On Climate Change:
"For a couple of hundred years we have been telling ourselves that we can dig the midnight black remains of other life forms out of the bowels of the earth, burn them in massive quantities, and that the airborne particles and gases released into the atmosphere - because we can't see them - will have no effect whatsoever. Or if they do, we humans, brilliant as we are, will just invent our way out of whatever mess we have made.
And we tell ourselves all kinds of similarly implausible no-consequence stories all the time, about how we can ravage the world and suffer no adverse effects. Indeed we are always surprised when it works out otherwise. We extract and do not replenish and wonder why the fish have disappeared and the soil requires ever more "inputs" (like phosphate) to stay fertile. We occupy countries and arm their militias and then wonder why they hate us. We drive down wages, ship jobs overseas, destroy worker protections, hollow out local economies, then wonder why people can't afford to shop as much as they used to. We offer those failed shoppers subprime mortgages instead of steady jobs and then wonder why no one foresaw that a system built on bad debts would collapse.
At every stage our actions are marked by a lack of respect for the power we are unleashing - a certainty, or at least a hope, that the nature we have turned to garbage, and the people we have treated like garbage, will not come back to haunt us."
This Changes Everything: Capitalism vs. The Climate by Naomi Klein
"The Dalai Lama was describing the Buddhist concept of mudita, which is often translated as "sympathetic joy" and described as the antidote to envy. Mudita is so important in Buddhism that it is considered one of the Four Immeasurables, qualities we can cultivate infinitely. The other three are loving-kindness, compassion, and equanimity. "
"Mudita recognizes that life is not a zero-sum game, that there is not just one slice of cake in which someone else's taking more means we get less. Mudita sees joy at limitless."
The Book of Joy: Lasting Happiness in a Changing World by Dalai Lama XIV, Desmond Tutu, Douglas Carlton Abrams
"To be indebted is to fixate on the future. I tense up after good fortune has landed on my lap like a bag of tiny excitable lapdogs. But whose are these? Not mine, surely! I treat good mortune not as a gift but a loan that I will have to pay back in weekly installments of bad luck. I bet I'm like this because I was raised wrong - browbeaten to performs compulsory gratitude. Thank you for sacrificing your life for me! In return, I will sacrifice my life for you!
I have rebelled against all that. As a result, I have developed the worst human trains: I am ungrateful. This book too is ungrateful. In my defense, a writer who feeling indebted often writes ingratiating stories. Indebted, that is, to this country - to whom I, on the other hand, will always be ungrateful."

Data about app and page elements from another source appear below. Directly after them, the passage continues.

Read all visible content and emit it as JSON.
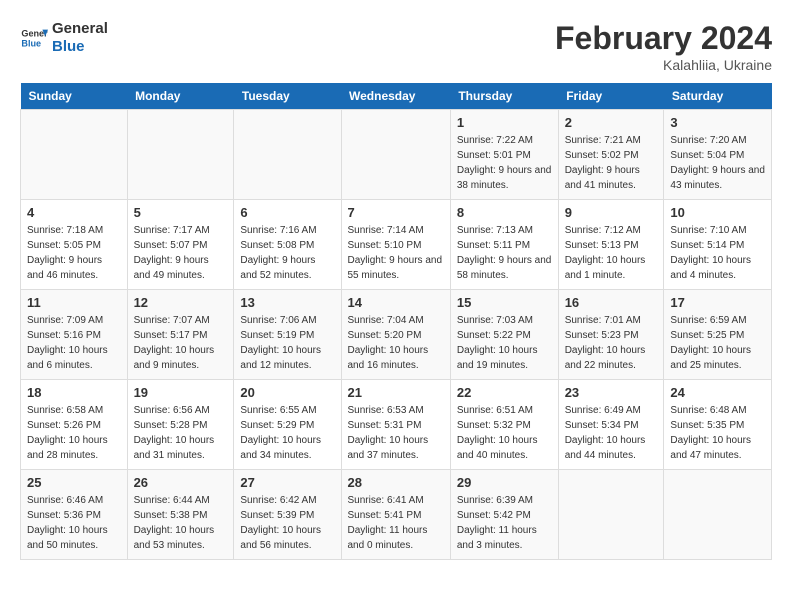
{
  "header": {
    "logo_line1": "General",
    "logo_line2": "Blue",
    "month_title": "February 2024",
    "subtitle": "Kalahliia, Ukraine"
  },
  "days_of_week": [
    "Sunday",
    "Monday",
    "Tuesday",
    "Wednesday",
    "Thursday",
    "Friday",
    "Saturday"
  ],
  "weeks": [
    [
      {
        "day": "",
        "info": ""
      },
      {
        "day": "",
        "info": ""
      },
      {
        "day": "",
        "info": ""
      },
      {
        "day": "",
        "info": ""
      },
      {
        "day": "1",
        "info": "Sunrise: 7:22 AM\nSunset: 5:01 PM\nDaylight: 9 hours and 38 minutes."
      },
      {
        "day": "2",
        "info": "Sunrise: 7:21 AM\nSunset: 5:02 PM\nDaylight: 9 hours and 41 minutes."
      },
      {
        "day": "3",
        "info": "Sunrise: 7:20 AM\nSunset: 5:04 PM\nDaylight: 9 hours and 43 minutes."
      }
    ],
    [
      {
        "day": "4",
        "info": "Sunrise: 7:18 AM\nSunset: 5:05 PM\nDaylight: 9 hours and 46 minutes."
      },
      {
        "day": "5",
        "info": "Sunrise: 7:17 AM\nSunset: 5:07 PM\nDaylight: 9 hours and 49 minutes."
      },
      {
        "day": "6",
        "info": "Sunrise: 7:16 AM\nSunset: 5:08 PM\nDaylight: 9 hours and 52 minutes."
      },
      {
        "day": "7",
        "info": "Sunrise: 7:14 AM\nSunset: 5:10 PM\nDaylight: 9 hours and 55 minutes."
      },
      {
        "day": "8",
        "info": "Sunrise: 7:13 AM\nSunset: 5:11 PM\nDaylight: 9 hours and 58 minutes."
      },
      {
        "day": "9",
        "info": "Sunrise: 7:12 AM\nSunset: 5:13 PM\nDaylight: 10 hours and 1 minute."
      },
      {
        "day": "10",
        "info": "Sunrise: 7:10 AM\nSunset: 5:14 PM\nDaylight: 10 hours and 4 minutes."
      }
    ],
    [
      {
        "day": "11",
        "info": "Sunrise: 7:09 AM\nSunset: 5:16 PM\nDaylight: 10 hours and 6 minutes."
      },
      {
        "day": "12",
        "info": "Sunrise: 7:07 AM\nSunset: 5:17 PM\nDaylight: 10 hours and 9 minutes."
      },
      {
        "day": "13",
        "info": "Sunrise: 7:06 AM\nSunset: 5:19 PM\nDaylight: 10 hours and 12 minutes."
      },
      {
        "day": "14",
        "info": "Sunrise: 7:04 AM\nSunset: 5:20 PM\nDaylight: 10 hours and 16 minutes."
      },
      {
        "day": "15",
        "info": "Sunrise: 7:03 AM\nSunset: 5:22 PM\nDaylight: 10 hours and 19 minutes."
      },
      {
        "day": "16",
        "info": "Sunrise: 7:01 AM\nSunset: 5:23 PM\nDaylight: 10 hours and 22 minutes."
      },
      {
        "day": "17",
        "info": "Sunrise: 6:59 AM\nSunset: 5:25 PM\nDaylight: 10 hours and 25 minutes."
      }
    ],
    [
      {
        "day": "18",
        "info": "Sunrise: 6:58 AM\nSunset: 5:26 PM\nDaylight: 10 hours and 28 minutes."
      },
      {
        "day": "19",
        "info": "Sunrise: 6:56 AM\nSunset: 5:28 PM\nDaylight: 10 hours and 31 minutes."
      },
      {
        "day": "20",
        "info": "Sunrise: 6:55 AM\nSunset: 5:29 PM\nDaylight: 10 hours and 34 minutes."
      },
      {
        "day": "21",
        "info": "Sunrise: 6:53 AM\nSunset: 5:31 PM\nDaylight: 10 hours and 37 minutes."
      },
      {
        "day": "22",
        "info": "Sunrise: 6:51 AM\nSunset: 5:32 PM\nDaylight: 10 hours and 40 minutes."
      },
      {
        "day": "23",
        "info": "Sunrise: 6:49 AM\nSunset: 5:34 PM\nDaylight: 10 hours and 44 minutes."
      },
      {
        "day": "24",
        "info": "Sunrise: 6:48 AM\nSunset: 5:35 PM\nDaylight: 10 hours and 47 minutes."
      }
    ],
    [
      {
        "day": "25",
        "info": "Sunrise: 6:46 AM\nSunset: 5:36 PM\nDaylight: 10 hours and 50 minutes."
      },
      {
        "day": "26",
        "info": "Sunrise: 6:44 AM\nSunset: 5:38 PM\nDaylight: 10 hours and 53 minutes."
      },
      {
        "day": "27",
        "info": "Sunrise: 6:42 AM\nSunset: 5:39 PM\nDaylight: 10 hours and 56 minutes."
      },
      {
        "day": "28",
        "info": "Sunrise: 6:41 AM\nSunset: 5:41 PM\nDaylight: 11 hours and 0 minutes."
      },
      {
        "day": "29",
        "info": "Sunrise: 6:39 AM\nSunset: 5:42 PM\nDaylight: 11 hours and 3 minutes."
      },
      {
        "day": "",
        "info": ""
      },
      {
        "day": "",
        "info": ""
      }
    ]
  ]
}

Minor Feelings: An Asian American Reckoning by Cathy Park Hong
"Now, we should also realize that the recognition of our own limitations and weaknesses can be very positive. This can be wisdom. If you realize that you are inadequate in some way, then you develop effort. If you think, everything is fine and I'm okay just as I am, then you will not try to develop further. There is a Tibetan saying that wisdom is like rainwater - both gather in the low places. There is another saying that when the spring bloom comes, where does it start? Does it start on the hilltops or down in the valleys first? Growth begin first in the low places. So similarly if you remain humble, then there is the possibility to keep learning. So I often tell people that although I'm eighty years old, I still consider myself a student."
- Dalai Lama XIV
"The word humility actually comes from the Latin word for Earth or soil, humus... Humility literally bring us back down to Earth, sometimes with a thud."
"Humor like humility, comes from the same root word for humanity: humus. The lowly and sustaining earth is the source for all three words. Is it any surprise that we have to have a sense of humility to be able to laugh at ourselves and that to laugh at ourselves reminds us of our shared humanity?"
- Douglas Carlton Abrams